China’s credit situation is somewhat different, though, as it has a high saving rate and massive foreign reserves. Mervyn Davies, a former head of Standard Chartered and British government minister, said: ‘China is very rich in reserves … At the end of the day, the [Chinese] banks do need recapitalising, which is not a huge challenge to them because the government can recapitalise the banks.’
So, is the reality of preparing for a bad debt crisis at the heart of why so-called “market reform” isn’t really about market reform but more about controlling the narrative?
“I agree that China is in a very different position than the US, but this isn’t necessarily a good thing. The main relevant difference is that because all the banks are perceived to be guaranteed by the central government, and Chinese households have a limited number of ways to save outside the banking system, it is unlikely that China will experience a system-wide bank run as long as the credibility of the guarantee survives, and runs on individual banks can be resolved by regulatory fiat (banks that receive deposits will be forced to lend to banks that lose deposits). We are not likely to see a Lehman-style crisis,” says Pettis.
Now of course, many believe this debt situation, if it really becomes a problem, will be papered over by the Peoples Bank of China (PBoC). After all, they have massive reserves to do the job.
But Michael Pettis makes a brilliant point about these reserves; likely something the Central Politburo Standing Committee knew about before the Third Plenary Session got underway:
“…the amount of reserves are almost wholly irrelevant, because this argument seems to be reviving, it makes sense, I think, to repeat why central bank reserves cannot in any way help China resolve the crisis. I will leave aside the problems of whether the reserves are transferred in the form of foreign currency, in which case it does little to satisfy domestic RMB-denominated funding needs, or in RMB, in which case the PBoC must stop buying dollars in order to hold down the value of the RMB and in fact must sell dollars, which would cause the value of the RMB to soar, thereby wiping out the export sector in China.
“A much more important objection is that the idea that reserves can be used to clean up the banks (or anything else, for that matter) is based on a misunderstanding about how the reserves were accumulated in the first place. There seems to be a still-widespread perception that PBoC reserves represent a hoard of unencumbered savings that the PBoC has somehow managed to collect.
“But of course they are not. The PBoC has been forced to buy the reserves as a function of its intervention to manage the value of the RMB. And as they were forced to buy the reserves, the PBoC had to fund the purchases, which it did by borrowing RMB in the domestic market.
“This means that the foreign currency reserves are simply the asset side of a balance sheet against which there are liabilities. What is more, remember that the RMB has appreciated by more than 30% since July, 2005, so that the value of the assets has dropped in RMB terms even as the value of the liabilities has remained the same, and this has been exacerbated by the lower interest rate the PBoC currently earns on its assets than the interest rate it pays on much of its liabilities.

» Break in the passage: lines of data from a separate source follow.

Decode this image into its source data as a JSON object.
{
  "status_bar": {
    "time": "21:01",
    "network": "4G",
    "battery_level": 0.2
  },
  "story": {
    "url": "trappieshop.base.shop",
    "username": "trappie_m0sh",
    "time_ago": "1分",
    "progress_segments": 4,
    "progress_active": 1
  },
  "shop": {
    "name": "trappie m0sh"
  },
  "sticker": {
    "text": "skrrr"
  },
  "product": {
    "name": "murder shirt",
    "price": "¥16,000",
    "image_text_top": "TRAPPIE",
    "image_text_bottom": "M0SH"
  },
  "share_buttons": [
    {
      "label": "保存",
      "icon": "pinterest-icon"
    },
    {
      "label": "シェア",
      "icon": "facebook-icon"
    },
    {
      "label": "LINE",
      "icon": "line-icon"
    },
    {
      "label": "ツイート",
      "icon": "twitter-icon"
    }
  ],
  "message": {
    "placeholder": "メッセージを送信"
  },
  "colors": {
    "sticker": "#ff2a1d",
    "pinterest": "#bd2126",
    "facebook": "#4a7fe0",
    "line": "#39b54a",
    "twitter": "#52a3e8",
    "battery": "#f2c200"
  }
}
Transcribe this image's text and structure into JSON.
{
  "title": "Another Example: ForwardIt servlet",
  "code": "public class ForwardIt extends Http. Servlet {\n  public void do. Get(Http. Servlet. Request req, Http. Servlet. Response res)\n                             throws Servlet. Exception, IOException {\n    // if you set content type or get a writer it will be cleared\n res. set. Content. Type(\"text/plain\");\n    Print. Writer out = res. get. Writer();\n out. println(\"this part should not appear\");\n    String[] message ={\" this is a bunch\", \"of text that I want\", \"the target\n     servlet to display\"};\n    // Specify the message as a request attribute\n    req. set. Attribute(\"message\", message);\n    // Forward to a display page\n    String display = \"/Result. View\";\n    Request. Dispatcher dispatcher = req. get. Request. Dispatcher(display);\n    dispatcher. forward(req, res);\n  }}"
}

“… the net effect of using the reserves to recapitalize the banks is identical to having the central government borrow money to recapitalize the banks.”
It seems financial repression of Chinese savings will continue in earnest (just as it is almost everywhere else). This means the imbalances inside the Chinese economy will likely get worse unless global aggregate demand starts to increase soon. Just yesterday, the OECD announced it was lowering its global growth forecast yet again.
I think “socialism with Chinese characteristics” will be interesting to watch in the months ahead. The outcome may not match the pre-game hype.
Black Swan Capital